__About this exercise__. Working from the records beneath this line, reproduce each one exactly.

(Dataset rows describing interfaces)
*** Begin section ***

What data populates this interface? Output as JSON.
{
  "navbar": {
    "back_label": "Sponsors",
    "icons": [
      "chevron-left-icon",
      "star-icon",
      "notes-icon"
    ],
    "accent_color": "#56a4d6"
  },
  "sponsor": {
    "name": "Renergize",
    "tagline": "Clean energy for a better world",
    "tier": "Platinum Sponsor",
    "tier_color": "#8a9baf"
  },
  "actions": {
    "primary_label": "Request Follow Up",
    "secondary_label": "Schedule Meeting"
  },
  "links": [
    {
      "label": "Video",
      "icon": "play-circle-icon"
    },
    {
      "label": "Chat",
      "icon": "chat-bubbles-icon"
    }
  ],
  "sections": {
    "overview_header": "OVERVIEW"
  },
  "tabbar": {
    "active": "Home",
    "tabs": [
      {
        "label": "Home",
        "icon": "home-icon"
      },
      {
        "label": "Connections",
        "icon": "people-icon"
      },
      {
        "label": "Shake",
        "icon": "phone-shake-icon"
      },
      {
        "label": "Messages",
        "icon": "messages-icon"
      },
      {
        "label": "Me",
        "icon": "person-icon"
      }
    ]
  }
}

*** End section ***

__Response to this task__.
What data populates this interface? Output as JSON.
{
  "navbar": {
    "back_label": "Sponsors",
    "icons": [
      "chevron-left-icon",
      "star-icon",
      "notes-icon"
    ],
    "accent_color": "#56a4d6"
  },
  "sponsor": {
    "name": "Renergize",
    "tagline": "Clean energy for a better world",
    "tier": "Platinum Sponsor",
    "tier_color": "#8a9baf"
  },
  "actions": {
    "primary_label": "Request Follow Up",
    "secondary_label": "Schedule Meeting"
  },
  "links": [
    {
      "label": "Video",
      "icon": "play-circle-icon"
    },
    {
      "label": "Chat",
      "icon": "chat-bubbles-icon"
    }
  ],
  "sections": {
    "overview_header": "OVERVIEW"
  },
  "tabbar": {
    "active": "Home",
    "tabs": [
      {
        "label": "Home",
        "icon": "home-icon"
      },
      {
        "label": "Connections",
        "icon": "people-icon"
      },
      {
        "label": "Shake",
        "icon": "phone-shake-icon"
      },
      {
        "label": "Messages",
        "icon": "messages-icon"
      },
      {
        "label": "Me",
        "icon": "person-icon"
      }
    ]
  }
}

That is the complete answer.